All of the records must be restated exactly, with every line complete.

BEGIN EXCERPTED DATA

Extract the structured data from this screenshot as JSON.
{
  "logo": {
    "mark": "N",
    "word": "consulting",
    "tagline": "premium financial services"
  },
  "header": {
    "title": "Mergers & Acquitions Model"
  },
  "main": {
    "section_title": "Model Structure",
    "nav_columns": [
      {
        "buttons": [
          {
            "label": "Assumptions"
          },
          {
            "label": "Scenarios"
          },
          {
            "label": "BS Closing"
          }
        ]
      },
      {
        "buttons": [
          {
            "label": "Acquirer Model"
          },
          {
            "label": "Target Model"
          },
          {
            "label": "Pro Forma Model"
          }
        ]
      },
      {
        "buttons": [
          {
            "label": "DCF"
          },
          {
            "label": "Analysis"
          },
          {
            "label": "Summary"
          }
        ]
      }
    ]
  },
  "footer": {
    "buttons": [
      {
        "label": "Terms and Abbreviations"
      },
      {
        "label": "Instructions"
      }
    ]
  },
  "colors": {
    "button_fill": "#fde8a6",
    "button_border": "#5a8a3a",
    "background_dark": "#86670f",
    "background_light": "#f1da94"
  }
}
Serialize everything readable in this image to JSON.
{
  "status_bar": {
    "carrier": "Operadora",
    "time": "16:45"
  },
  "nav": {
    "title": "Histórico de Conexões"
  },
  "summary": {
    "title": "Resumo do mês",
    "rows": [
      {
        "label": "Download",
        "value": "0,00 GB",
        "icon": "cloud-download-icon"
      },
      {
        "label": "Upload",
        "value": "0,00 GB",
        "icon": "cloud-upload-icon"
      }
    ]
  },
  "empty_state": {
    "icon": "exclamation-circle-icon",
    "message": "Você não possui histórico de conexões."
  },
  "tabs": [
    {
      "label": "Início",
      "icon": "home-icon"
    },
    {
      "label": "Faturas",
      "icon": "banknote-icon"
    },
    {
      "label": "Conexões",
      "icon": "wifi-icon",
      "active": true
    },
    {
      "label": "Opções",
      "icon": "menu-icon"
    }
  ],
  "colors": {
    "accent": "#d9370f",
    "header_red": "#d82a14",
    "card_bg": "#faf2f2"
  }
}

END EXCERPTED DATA

_RESPONSE TO THE EXERCISE_
Extract the structured data from this screenshot as JSON.
{
  "logo": {
    "mark": "N",
    "word": "consulting",
    "tagline": "premium financial services"
  },
  "header": {
    "title": "Mergers & Acquitions Model"
  },
  "main": {
    "section_title": "Model Structure",
    "nav_columns": [
      {
        "buttons": [
          {
            "label": "Assumptions"
          },
          {
            "label": "Scenarios"
          },
          {
            "label": "BS Closing"
          }
        ]
      },
      {
        "buttons": [
          {
            "label": "Acquirer Model"
          },
          {
            "label": "Target Model"
          },
          {
            "label": "Pro Forma Model"
          }
        ]
      },
      {
        "buttons": [
          {
            "label": "DCF"
          },
          {
            "label": "Analysis"
          },
          {
            "label": "Summary"
          }
        ]
      }
    ]
  },
  "footer": {
    "buttons": [
      {
        "label": "Terms and Abbreviations"
      },
      {
        "label": "Instructions"
      }
    ]
  },
  "colors": {
    "button_fill": "#fde8a6",
    "button_border": "#5a8a3a",
    "background_dark": "#86670f",
    "background_light": "#f1da94"
  }
}
Serialize everything readable in this image to JSON.
{
  "status_bar": {
    "carrier": "Operadora",
    "time": "16:45"
  },
  "nav": {
    "title": "Histórico de Conexões"
  },
  "summary": {
    "title": "Resumo do mês",
    "rows": [
      {
        "label": "Download",
        "value": "0,00 GB",
        "icon": "cloud-download-icon"
      },
      {
        "label": "Upload",
        "value": "0,00 GB",
        "icon": "cloud-upload-icon"
      }
    ]
  },
  "empty_state": {
    "icon": "exclamation-circle-icon",
    "message": "Você não possui histórico de conexões."
  },
  "tabs": [
    {
      "label": "Início",
      "icon": "home-icon"
    },
    {
      "label": "Faturas",
      "icon": "banknote-icon"
    },
    {
      "label": "Conexões",
      "icon": "wifi-icon",
      "active": true
    },
    {
      "label": "Opções",
      "icon": "menu-icon"
    }
  ],
  "colors": {
    "accent": "#d9370f",
    "header_red": "#d82a14",
    "card_bg": "#faf2f2"
  }
}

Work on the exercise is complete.